Masi Oka: I try not to change it too much because fame is very fleeting as well. Popularity goes and comes and rises, so you want to surround yourself with grounded people and try to make yourself grounded and remind yourself that what's important is the work and not what's around that. Having said that, we had an amazing show like Heroes, which became a culture phenomenon, so we have to be cognizant of the fact our actions have a lot more meaning than a typical person in the sense that because of the fame we have, the spotlight is on us and the actions we take, good or bad, gets highlighted and magnified because we're always under the public eye. You have to be more responsible in your personal life as well, because people are watching. Fame doesn't make us good people, but because of fame, people look up to us in some sense. You have to make more conscious choices.
TONY: We've talked about Heroes, Hawaii Five-O, besides these projects, what are some other projects, big and small, you've done that you're personally proud of?

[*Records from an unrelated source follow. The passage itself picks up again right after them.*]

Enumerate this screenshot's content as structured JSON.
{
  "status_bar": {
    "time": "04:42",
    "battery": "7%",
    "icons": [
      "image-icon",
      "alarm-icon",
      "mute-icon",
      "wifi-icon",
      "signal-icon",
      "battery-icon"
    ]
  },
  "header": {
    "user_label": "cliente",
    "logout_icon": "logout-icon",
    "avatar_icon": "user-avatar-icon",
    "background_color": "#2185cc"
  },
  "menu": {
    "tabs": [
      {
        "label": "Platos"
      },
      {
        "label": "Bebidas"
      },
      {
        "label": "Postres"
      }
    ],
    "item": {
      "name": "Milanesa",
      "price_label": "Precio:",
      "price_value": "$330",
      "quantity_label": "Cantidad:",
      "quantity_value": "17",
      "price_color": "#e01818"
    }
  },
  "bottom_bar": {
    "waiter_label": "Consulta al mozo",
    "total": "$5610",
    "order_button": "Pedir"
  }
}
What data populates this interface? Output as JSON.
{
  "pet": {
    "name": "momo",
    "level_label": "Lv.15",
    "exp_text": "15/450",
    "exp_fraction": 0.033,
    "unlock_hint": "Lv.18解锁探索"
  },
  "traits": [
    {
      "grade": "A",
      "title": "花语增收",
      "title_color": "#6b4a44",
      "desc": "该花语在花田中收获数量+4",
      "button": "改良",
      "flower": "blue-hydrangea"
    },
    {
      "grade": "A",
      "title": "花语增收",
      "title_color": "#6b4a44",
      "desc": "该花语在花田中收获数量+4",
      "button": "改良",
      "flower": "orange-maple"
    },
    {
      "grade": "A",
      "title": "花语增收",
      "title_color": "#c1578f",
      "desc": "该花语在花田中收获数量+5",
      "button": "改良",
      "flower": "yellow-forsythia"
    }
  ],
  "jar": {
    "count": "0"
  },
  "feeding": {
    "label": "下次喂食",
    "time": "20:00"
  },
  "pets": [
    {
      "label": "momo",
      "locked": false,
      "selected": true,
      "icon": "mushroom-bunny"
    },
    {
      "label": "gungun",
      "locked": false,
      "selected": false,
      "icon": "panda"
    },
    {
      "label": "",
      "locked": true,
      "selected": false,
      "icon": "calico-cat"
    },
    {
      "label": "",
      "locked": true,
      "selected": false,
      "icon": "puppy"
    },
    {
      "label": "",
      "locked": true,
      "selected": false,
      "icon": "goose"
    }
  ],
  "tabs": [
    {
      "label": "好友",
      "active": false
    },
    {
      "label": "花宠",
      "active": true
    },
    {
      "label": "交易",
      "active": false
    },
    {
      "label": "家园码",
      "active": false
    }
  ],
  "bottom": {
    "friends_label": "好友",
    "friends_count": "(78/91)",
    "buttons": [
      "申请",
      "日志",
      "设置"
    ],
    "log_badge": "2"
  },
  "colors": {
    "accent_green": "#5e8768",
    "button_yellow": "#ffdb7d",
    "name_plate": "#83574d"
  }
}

Masi Oka: Prior to Heroes, I've actually done like almost thirty episodes of television, so it's funny because a lot of people will go back and see reruns and say, ‘Oh my god, that's Masi.' I'll pop up in random place, like Fringe. It's fun to see where I am, and I actually help a lot of people play Six Degrees of Separation with Kevin Bacon through my thirty different shows. I create a bigger tree. Nonetheless, the thing I was the most proud of might be Scrubs. That was the first recurring role, so I was able to create the character and I grew a lot on that show because I became a lot more comfortable as an actor to pitch ideas and pitch jokes. Before then, it was all about doing what was said on paper and you realize you can be a lot more creative as an actor to not change what's on the page but to collaborate with that. The writers wrote this, that gets me excited, let me add this physical gesture, let me add this tag line. Scrubs was my most proudest, because I got to do a lot of things and got to add a lot of my own isms to it.